Submitted by Raymond on 23 August 2012 - 8:39pm
What's it called?:
Good morning to the night
What does it sound like?:
I don’t know much beyond Elton's hits, so my enjoyment of this record is not hampered by previous knowledge of the source material. The whole thing is cleverly done; in fact, given that some of the pieces are assembled from 8 or 9 source tracks, it’s astonishingly clever in how it all hangs together. These pieces work as songs, with identifiable verses and chorus. Purists may think that the Pnau boys have taken some major liberties with the material, but they have created an album that is far from being an off-the-shelf collection of dance remixes. ‘Sad’ has already been a hit, with its mellow Balearic groove and cool chords, while ‘Telegraph to the Afterlife’ is chilled, gloomy and introspective, like Pink Floyd hanging out with Air. ‘Karmatron’ is a bizarre, electrifying triumph. It starts out like Mark Ronson scoring a spoof spy movie by way of Johnny Harris, before exploding into a chorus that the Chemical Brothers would donate a kidney to have been able to write.
What does it all *mean*?:
However folk choose to label this, it just sounds like great pop music and it probably means that we’ll hear more of this kind of thing. I wonder which other major artists would benefit from a similar 're-imagining' of their work?
Goes well with …:
Driving. Being middle-aged and pretending to yourself that you are down with the kids because your teenagers quite like the singles. Dropping words like 'chilled', 'trance' and 'Balearic' into the conversation with younger colleagues at work.
Might suit people who like …:

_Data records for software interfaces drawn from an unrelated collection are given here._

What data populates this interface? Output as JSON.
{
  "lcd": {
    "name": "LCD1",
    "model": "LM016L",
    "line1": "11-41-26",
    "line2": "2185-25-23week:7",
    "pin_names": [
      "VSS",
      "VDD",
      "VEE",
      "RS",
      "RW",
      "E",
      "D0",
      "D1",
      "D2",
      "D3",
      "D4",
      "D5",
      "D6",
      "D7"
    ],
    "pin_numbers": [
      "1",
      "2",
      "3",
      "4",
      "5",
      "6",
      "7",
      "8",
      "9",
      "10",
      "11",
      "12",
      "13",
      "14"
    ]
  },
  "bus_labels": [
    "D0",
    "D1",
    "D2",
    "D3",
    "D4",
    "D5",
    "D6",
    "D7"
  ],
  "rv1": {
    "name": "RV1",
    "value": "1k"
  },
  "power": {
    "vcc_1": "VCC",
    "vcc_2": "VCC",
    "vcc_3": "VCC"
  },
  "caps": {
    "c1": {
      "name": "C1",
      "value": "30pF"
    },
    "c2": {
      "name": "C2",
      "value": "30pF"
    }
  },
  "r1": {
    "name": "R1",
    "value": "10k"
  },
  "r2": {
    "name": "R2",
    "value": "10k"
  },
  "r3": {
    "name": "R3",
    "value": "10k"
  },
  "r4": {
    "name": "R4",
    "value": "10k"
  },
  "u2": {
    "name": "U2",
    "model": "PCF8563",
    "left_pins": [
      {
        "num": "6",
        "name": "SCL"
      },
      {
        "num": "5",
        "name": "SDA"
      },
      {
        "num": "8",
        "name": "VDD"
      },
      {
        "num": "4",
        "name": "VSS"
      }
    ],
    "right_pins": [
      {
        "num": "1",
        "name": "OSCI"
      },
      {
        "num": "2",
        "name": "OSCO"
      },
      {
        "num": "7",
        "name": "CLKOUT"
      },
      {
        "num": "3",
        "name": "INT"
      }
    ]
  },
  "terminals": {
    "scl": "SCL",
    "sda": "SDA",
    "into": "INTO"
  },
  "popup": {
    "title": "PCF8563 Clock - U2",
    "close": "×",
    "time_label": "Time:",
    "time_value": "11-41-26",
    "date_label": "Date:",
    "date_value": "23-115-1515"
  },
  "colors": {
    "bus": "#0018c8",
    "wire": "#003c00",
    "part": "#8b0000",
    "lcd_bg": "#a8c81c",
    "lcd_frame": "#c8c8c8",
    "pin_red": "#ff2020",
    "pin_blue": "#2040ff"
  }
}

If you favour the likes of Groove Armada, Air and William Orbit, you’ll find much to enjoy here. It also makes you realise just how much of Elton's early 70s output must have been absorbed by Jake Shears.